Thoughts on a Great Love

Thoughts on a great love….It may surprise the outside observer but even strong marriages go through tough times. It is the nature of human relationships that there will be moments when things aren’t always going to be perfect and sometimes wounds can result. That’s why I wish more couples could be taught from the beginning of a relationship this vital principle. Good times are the season to enjoy in a relationship but it is how you handle the tough times that will determine if you’re going to live a great love affair or not.


During a recent meeting of our marriage enrichment group at FWC, we explored what may be one of the greatest truths in marriage I’ve ever looked at. Over the years I have often heard people say with all sincerity that they are committed to their marriage and they will do everything possible to make things work. The words sound so right. The response correct but unfortunately it might be the one of the reasons so many marriages fail.


There is no place in the Bible that says that we are to be committed to a marriage. Although the concept seems sound it isn’t Biblical. What the Bible tells us is to be is committed to each other. The idea of being committed to your marriage sounds right but what you are really saying is that you are committed to a social connection and an institution. Sometimes I think we for forget we didn’t marry an institution. We married living, breathing people who if they aren’t treated as such, can eventually fade away.


If you live for awhile everyone experiences the basic truth of life. It isn’t always easy. The pressures of children, financial concerns, work and can I even dare say the general boredom we all face at times, can leave us looking for a way out. These pressures have a way of making us start to view any change at any cost a necessity. The problem is that change doesn’t come without cost and the price of some change can lead to a lifetime of regret.

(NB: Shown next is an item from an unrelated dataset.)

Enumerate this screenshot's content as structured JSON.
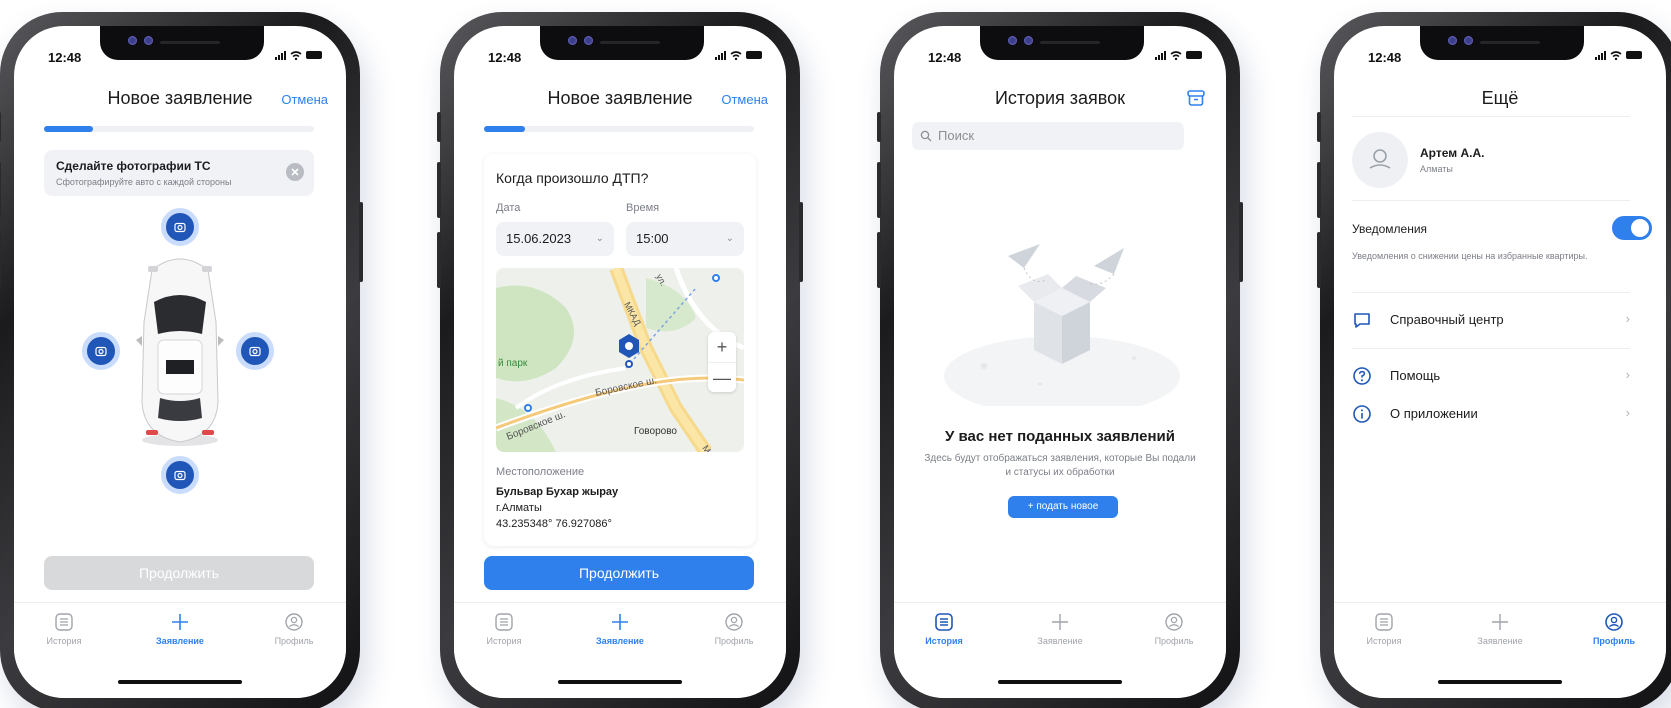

I have seen in my years of ministry how some couples see their marriage as the definition of their lives. As the pressures of life pile up if there isn’t a commitment to a person instead of to an institution it can become very tempting to think that walking away will solve everything. When things are tough…replace. That would be fine if we were dealing with a car or something of similar value but a life is never easily replaced and its value is priceless. Unfortunately in this throw away culture we live in, marriage can seem like one more piece of baggage that is easily replaced.


In a few weeks I will have been married 23 years. That is almost half my life. It has come as fresh insight that I can say I am not committed to my marriage. What I am committed to is a person. She is a person who knows me more intimately than any other person on the face of the earth. She has seen me grow from a young man to a middle aged one and has loved me through it all. I have failed her and she has forgiven me. She has brought my children into this world and given me a legacy. She makes me laugh. She can make me sad. She is the first face I see every morning and the last one I see at night. She knows my fears and comforts me through them all. She is real and she is my great love.


I have often told my wife if everything fell apart in my life if we had each other we would just rebuild and go on. A marriage can’t give you that. It takes a real living breathing relationship. So may I offer a suggestion this Valentine’s Day? While the cards are nice and the flowers are beautiful they are just things that will fade away. What really says I love you is when you give yourself to another. When your commitment to that person is stronger than whatever life throws at you and they know it.